LinkedIn +

Recently, autonomous driving developer QCraft released the third generation of hardware based on its Driven-by-QCraft solution. According to the company, it will adopt Nvidia’s Drive Orin system-on-a-chip (SoC), which it hopes will enable accelerated development of its L4 autonomous driving solution.

QCraft currently operates a fleet of around 100 autonomous vehicles, powered by the same hardware solution. The company owns the full tech stacks for onboard software, including perception, mapping and localization, route planning, decision making and controlling.

In order to perceive information of traffic participants more stably, QCraft notes that is has adopted a multisensor fusion method in constructing a sensor system that can achieve 360° perception, without blind spots. This multisensor fusion suite uses a modular design, including two long-range measurement lidars (main lidar), three short-range blind-spot-filling lidars (blind-spot area lidar), four millimeter-wave radars, nine cameras and one IMU set.

It also deploys left-right mutual redundancy of the sensor suite. Based on three groups of sensors, even if one or two of them fail, the autonomous driving system can still ensure the normal operation of the perception module and will enable the vehicle to stop safely.

The lidars of each sensor group always rotate simultaneously in the same direction, to create a high degree of synchronization. This means that dislocation and ghosting of the point cloud can be avoided when there are dynamic objects in the vicinity.
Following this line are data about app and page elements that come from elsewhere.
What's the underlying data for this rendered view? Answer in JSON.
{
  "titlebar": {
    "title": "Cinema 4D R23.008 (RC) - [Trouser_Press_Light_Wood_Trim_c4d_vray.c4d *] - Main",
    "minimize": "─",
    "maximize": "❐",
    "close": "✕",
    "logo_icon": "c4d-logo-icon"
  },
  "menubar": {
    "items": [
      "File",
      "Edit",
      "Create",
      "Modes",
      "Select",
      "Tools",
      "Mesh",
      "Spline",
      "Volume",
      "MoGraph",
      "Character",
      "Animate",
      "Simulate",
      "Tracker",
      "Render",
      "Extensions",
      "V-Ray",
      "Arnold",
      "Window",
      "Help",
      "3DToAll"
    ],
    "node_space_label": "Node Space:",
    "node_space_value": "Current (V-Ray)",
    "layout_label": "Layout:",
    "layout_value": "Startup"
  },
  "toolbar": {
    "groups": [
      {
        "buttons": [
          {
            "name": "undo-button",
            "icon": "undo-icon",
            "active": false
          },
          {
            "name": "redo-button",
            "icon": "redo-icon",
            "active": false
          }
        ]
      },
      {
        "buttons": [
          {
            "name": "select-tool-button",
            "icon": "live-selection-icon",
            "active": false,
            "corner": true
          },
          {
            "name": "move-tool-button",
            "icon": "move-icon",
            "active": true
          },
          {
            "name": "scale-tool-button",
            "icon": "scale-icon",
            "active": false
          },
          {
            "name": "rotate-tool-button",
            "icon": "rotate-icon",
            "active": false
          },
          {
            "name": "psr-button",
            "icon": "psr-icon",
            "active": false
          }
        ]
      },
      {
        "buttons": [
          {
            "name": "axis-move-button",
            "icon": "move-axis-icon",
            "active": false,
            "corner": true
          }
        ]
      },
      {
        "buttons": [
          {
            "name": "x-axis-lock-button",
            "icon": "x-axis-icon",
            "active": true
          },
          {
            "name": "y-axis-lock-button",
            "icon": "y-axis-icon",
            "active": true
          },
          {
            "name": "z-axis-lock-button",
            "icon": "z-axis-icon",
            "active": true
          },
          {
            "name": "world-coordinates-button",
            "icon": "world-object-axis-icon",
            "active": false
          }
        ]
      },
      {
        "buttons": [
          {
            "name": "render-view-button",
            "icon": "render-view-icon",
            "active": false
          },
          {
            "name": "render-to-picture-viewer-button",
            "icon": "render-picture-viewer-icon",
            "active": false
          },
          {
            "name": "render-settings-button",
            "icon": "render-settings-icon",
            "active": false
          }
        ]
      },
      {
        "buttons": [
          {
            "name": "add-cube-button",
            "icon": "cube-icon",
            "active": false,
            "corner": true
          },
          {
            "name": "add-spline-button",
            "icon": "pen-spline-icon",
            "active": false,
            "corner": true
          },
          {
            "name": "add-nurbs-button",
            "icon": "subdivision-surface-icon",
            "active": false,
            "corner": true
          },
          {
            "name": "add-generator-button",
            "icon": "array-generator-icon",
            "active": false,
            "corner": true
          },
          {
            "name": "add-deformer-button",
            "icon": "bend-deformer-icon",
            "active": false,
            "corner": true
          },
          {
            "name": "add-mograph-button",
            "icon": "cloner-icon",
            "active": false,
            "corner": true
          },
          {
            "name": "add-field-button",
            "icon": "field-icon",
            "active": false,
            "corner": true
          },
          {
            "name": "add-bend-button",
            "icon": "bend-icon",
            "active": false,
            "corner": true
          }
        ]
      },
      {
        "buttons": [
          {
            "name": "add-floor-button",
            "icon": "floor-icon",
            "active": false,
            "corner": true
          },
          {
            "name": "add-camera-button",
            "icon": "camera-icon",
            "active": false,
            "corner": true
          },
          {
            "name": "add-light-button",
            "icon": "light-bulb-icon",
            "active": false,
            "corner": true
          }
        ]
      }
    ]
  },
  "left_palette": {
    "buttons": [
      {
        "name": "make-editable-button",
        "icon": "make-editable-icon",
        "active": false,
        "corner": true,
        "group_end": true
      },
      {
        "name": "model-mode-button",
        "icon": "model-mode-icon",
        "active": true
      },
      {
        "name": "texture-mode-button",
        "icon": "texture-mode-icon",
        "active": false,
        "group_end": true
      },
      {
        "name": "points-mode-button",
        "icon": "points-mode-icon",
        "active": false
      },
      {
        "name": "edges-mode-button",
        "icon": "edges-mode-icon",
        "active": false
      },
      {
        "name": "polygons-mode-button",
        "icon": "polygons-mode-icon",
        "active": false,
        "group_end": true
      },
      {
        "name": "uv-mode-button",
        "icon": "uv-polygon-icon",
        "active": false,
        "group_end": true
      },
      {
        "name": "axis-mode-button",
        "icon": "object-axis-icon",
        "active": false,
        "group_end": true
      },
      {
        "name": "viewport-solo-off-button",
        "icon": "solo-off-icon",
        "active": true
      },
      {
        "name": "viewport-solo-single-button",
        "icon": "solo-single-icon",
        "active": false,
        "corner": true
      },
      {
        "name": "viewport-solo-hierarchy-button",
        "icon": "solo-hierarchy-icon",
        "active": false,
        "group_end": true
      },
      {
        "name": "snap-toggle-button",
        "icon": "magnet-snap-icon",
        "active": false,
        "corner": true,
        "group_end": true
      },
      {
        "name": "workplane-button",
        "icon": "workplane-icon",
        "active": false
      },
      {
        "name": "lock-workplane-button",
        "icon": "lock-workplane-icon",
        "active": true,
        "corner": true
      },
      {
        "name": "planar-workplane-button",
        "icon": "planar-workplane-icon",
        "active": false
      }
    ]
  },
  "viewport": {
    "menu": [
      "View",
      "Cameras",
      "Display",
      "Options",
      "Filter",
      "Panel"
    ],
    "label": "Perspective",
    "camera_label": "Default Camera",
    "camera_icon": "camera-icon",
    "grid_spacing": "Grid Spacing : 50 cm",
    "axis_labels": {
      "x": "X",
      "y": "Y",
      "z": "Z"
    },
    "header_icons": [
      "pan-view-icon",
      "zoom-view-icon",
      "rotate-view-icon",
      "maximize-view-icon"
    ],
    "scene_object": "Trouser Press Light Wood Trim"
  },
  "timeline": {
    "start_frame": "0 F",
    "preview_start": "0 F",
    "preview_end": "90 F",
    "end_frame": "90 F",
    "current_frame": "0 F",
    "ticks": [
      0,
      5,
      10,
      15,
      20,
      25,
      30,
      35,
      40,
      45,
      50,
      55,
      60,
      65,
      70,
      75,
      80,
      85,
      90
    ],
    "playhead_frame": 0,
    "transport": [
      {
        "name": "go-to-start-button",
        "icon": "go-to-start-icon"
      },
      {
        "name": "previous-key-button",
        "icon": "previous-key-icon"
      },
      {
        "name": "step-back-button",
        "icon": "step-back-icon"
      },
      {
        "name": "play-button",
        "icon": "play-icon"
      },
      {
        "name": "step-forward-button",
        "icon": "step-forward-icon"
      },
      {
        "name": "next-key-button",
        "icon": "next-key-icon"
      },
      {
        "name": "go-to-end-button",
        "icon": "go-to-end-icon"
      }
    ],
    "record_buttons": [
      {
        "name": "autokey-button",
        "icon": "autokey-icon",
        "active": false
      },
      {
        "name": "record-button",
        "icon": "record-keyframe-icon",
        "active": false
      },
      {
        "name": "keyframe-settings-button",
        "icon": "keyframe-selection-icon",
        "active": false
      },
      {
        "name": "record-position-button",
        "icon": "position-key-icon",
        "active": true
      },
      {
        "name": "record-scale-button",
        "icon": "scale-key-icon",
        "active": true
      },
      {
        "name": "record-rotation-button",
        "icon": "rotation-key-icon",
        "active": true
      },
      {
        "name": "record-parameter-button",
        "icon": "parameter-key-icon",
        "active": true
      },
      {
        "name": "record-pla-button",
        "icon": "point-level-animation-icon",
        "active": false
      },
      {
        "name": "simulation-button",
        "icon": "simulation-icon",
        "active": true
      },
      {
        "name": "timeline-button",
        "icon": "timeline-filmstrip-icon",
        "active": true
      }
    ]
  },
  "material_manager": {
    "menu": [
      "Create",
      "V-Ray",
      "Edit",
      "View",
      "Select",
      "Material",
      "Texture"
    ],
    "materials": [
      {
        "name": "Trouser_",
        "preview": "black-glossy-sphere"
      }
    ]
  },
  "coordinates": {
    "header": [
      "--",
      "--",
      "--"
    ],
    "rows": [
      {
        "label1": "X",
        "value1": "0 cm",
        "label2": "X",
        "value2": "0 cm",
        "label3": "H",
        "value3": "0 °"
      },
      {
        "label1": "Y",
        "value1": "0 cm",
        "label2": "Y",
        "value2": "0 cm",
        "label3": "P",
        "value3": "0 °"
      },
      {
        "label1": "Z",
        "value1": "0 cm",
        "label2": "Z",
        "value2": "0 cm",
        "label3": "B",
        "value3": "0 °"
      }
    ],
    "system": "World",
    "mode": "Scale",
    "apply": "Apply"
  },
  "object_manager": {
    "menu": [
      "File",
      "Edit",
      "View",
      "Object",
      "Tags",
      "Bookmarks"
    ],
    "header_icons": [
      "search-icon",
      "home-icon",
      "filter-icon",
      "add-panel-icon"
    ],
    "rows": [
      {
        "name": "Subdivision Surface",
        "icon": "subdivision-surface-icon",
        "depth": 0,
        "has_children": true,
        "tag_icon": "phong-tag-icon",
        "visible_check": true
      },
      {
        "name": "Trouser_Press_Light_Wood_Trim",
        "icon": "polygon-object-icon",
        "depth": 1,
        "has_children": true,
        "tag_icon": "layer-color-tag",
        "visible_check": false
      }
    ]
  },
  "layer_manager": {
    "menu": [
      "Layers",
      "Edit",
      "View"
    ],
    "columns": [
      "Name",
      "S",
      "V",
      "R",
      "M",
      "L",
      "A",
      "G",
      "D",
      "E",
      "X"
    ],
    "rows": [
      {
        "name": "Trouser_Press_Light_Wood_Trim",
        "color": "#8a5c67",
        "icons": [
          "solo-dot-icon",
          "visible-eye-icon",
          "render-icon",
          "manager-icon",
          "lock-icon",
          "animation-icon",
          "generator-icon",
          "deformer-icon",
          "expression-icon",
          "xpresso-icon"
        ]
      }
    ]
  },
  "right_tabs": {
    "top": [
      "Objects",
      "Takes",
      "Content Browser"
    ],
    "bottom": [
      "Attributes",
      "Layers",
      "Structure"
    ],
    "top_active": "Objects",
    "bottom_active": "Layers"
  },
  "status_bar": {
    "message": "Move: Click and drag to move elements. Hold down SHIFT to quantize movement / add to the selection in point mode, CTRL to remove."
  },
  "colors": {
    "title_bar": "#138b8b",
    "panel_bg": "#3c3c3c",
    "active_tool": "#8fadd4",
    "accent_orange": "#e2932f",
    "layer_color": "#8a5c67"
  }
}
This also means that all the point cloud data can be collected and processed at the same time to maximize the use of all information.

Meanwhile, the system’s cameras are able to adapt automatically to changing environmental conditions. Using advanced software algorithms, the system can deal with either overexposure or underexposure under different light conditions and can solve the problem of smearing caused by motion blur while driving. For example, the camera specially designed to identify traffic lights can accurately identify the shape and color of traffic lights from 150m away at night.

Using seven surround-view 5MP cameras, QCraft has also expanded the vertical perception range by turning the cameras at a 90° angle, which can significantly reduce camera blind spots by more than 90%. The camera can distinguish small objects at a close range, such as cones or children. This also ensures consistency between the line-by-line exposure direction of the camera and the scanning direction of the lidar. It therefore improves the front fusion effect of cameras and lidars.

Finally, the computing platform of the QCraft solution includes a central computing unit, a backup computing unit and an onboard computing unit. Under normal circumstances, the central computing unit is responsible for processing the software. If this fails for any reason, the backup computing unit will take over vehicle control immediately and determine its movement. The redundancy design enables a vehicle’s protection mechanisms to pull over to the side of the road or brake during an emergency.

Share this story:

About Author


Lawrence has been covering engineering subjects – with a focus on motorsport technology – since 2007 and has edited and contributed to a variety of international titles. Currently, he oversees Automotive Powertrain Technology and Professional Motorsport World magazines as editor.

Comments are closed.